> **YOUR TASK**
Keep only the lines of the listing that include the word "JSON", and copy them.

--- START ---

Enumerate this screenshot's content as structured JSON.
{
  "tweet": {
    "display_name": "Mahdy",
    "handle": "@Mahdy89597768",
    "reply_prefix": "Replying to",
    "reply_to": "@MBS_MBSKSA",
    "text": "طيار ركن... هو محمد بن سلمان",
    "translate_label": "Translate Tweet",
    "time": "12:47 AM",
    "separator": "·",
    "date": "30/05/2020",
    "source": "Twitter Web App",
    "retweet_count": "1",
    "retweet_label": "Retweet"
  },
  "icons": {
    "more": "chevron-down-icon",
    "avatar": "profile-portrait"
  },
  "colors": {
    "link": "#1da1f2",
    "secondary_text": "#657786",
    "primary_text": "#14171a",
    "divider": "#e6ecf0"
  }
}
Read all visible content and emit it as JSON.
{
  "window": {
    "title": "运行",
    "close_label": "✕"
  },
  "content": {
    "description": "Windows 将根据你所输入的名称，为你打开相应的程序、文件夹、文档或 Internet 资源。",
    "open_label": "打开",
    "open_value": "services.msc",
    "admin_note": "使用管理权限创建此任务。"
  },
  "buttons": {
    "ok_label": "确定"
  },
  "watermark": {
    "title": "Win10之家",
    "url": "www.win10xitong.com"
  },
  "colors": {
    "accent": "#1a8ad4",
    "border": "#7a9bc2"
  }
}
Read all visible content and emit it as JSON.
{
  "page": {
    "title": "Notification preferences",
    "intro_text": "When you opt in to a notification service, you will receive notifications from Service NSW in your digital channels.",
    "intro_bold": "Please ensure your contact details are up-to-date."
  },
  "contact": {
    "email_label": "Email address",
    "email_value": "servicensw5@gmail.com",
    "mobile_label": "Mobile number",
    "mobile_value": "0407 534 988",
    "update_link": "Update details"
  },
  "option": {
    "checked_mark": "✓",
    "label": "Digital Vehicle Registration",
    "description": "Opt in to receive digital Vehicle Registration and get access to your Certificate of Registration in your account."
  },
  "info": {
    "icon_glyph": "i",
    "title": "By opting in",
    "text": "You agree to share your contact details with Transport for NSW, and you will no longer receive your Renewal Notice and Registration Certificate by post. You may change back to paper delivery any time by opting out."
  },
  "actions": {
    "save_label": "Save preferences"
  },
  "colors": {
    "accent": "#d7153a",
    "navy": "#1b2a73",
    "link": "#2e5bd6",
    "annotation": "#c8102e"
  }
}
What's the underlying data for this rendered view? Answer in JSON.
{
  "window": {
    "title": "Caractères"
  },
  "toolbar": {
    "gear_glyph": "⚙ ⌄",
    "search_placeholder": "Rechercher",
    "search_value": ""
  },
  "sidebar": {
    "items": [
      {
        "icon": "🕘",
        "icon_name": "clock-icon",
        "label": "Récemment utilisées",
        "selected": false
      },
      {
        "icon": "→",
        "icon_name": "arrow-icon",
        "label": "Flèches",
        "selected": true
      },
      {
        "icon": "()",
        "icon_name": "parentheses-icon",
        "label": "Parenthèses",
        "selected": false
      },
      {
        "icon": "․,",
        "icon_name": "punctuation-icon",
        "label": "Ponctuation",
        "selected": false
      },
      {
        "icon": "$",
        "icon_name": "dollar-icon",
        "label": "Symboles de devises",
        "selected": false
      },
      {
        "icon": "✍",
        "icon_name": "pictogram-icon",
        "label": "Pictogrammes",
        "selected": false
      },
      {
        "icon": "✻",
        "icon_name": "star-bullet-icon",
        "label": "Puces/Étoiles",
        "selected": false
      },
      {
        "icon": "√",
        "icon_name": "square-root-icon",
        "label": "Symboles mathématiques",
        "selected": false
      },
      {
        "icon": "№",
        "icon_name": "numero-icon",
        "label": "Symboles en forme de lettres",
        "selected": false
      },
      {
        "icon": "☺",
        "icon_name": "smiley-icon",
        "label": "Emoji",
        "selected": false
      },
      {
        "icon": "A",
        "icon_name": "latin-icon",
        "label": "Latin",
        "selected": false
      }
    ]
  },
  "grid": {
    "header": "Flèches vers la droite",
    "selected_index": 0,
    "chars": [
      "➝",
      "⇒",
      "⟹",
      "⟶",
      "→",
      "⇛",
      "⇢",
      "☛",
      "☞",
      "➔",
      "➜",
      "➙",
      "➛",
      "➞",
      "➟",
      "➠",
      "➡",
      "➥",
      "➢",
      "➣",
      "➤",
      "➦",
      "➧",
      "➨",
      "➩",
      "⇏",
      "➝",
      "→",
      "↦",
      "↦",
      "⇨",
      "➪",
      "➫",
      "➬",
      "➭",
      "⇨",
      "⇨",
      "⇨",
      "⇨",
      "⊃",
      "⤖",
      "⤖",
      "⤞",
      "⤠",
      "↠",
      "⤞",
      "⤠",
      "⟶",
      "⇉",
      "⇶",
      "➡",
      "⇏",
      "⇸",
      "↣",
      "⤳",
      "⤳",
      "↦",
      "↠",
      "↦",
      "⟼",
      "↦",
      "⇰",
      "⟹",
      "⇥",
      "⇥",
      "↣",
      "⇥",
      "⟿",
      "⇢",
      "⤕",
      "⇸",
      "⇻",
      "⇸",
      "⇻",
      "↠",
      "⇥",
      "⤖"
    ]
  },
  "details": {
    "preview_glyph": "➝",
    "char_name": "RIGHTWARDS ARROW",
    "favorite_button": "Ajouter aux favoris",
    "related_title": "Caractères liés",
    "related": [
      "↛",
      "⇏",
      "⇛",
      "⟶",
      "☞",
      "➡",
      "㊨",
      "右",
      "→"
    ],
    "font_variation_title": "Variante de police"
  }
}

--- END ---
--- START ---

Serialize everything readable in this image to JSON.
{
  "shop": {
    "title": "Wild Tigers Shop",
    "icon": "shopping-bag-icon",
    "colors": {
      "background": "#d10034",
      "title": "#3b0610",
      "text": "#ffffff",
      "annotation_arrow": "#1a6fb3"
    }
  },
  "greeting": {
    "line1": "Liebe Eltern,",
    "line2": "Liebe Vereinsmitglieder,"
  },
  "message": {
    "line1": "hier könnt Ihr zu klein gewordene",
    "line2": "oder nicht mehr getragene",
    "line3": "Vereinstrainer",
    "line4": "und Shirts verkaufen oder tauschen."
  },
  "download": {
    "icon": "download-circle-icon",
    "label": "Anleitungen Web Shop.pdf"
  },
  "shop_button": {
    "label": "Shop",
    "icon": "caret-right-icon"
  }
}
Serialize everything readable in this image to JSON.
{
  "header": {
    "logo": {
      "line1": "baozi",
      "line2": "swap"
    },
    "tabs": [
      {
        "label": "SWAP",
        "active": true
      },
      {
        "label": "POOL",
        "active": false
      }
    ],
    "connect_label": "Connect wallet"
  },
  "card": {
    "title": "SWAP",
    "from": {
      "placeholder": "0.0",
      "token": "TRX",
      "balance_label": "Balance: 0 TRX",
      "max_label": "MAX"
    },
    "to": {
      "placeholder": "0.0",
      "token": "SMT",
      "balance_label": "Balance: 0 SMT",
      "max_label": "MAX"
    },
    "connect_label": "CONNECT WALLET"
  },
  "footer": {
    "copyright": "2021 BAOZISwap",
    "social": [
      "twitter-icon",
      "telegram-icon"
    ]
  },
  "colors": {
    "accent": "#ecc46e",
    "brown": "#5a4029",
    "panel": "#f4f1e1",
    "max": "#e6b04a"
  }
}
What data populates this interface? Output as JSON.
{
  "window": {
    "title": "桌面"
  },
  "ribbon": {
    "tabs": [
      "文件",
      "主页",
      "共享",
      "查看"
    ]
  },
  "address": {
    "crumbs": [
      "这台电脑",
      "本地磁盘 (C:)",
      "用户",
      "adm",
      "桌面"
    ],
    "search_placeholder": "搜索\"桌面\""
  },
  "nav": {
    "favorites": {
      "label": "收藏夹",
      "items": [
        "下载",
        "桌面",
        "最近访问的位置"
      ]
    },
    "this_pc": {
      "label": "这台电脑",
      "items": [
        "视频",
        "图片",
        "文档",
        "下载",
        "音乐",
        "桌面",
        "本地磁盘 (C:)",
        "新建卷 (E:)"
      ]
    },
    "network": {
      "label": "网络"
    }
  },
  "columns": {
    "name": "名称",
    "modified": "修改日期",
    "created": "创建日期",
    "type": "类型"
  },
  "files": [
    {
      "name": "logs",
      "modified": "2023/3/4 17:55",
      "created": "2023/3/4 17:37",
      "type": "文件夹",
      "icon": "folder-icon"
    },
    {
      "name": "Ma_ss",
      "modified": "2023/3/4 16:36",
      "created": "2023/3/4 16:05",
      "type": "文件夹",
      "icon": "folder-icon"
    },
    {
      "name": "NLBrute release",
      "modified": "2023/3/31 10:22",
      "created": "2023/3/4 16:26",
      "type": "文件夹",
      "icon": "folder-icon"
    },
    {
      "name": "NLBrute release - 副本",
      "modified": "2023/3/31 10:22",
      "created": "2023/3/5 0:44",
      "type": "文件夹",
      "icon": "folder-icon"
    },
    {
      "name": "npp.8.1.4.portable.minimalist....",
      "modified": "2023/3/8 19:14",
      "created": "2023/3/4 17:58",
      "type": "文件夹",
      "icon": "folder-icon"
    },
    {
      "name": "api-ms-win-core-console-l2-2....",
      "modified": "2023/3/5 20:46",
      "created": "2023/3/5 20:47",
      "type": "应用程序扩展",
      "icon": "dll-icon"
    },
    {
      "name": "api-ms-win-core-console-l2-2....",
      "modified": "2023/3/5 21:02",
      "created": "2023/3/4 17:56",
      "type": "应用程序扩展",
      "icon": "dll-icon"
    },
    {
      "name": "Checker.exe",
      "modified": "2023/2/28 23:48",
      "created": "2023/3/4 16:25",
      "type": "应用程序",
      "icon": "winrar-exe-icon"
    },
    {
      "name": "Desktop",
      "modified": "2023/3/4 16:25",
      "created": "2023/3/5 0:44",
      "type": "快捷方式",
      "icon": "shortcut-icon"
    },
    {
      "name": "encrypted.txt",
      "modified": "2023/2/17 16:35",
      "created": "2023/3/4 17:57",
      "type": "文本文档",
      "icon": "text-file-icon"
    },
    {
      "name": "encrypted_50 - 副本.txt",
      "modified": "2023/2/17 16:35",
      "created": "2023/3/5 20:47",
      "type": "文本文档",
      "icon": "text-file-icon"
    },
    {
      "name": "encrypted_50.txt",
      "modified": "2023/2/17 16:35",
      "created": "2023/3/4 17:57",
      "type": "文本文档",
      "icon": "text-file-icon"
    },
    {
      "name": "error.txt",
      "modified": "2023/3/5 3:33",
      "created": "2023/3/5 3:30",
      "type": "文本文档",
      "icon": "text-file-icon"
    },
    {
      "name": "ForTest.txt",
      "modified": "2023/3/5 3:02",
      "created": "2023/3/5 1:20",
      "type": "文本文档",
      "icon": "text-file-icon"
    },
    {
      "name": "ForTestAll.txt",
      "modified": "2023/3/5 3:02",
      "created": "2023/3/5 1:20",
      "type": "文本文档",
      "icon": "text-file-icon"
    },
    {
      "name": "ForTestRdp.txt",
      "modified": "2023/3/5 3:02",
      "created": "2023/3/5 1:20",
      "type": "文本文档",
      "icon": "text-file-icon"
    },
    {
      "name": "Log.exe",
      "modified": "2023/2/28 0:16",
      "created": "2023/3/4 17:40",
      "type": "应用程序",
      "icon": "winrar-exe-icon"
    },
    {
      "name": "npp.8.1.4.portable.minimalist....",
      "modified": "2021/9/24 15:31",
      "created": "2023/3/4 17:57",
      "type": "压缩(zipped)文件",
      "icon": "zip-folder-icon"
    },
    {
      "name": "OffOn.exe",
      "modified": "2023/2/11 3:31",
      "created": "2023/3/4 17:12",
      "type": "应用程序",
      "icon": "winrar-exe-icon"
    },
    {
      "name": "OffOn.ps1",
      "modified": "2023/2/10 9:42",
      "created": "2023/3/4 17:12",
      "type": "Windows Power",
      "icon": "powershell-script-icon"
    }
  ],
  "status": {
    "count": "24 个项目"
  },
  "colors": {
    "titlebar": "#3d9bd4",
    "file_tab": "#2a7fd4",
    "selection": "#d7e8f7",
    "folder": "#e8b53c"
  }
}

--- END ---

> **OUTPUT BELOW**
Enumerate this screenshot's content as structured JSON.
Read all visible content and emit it as JSON.
Read all visible content and emit it as JSON.
What's the underlying data for this rendered view? Answer in JSON.
Serialize everything readable in this image to JSON.
Serialize everything readable in this image to JSON.
What data populates this interface? Output as JSON.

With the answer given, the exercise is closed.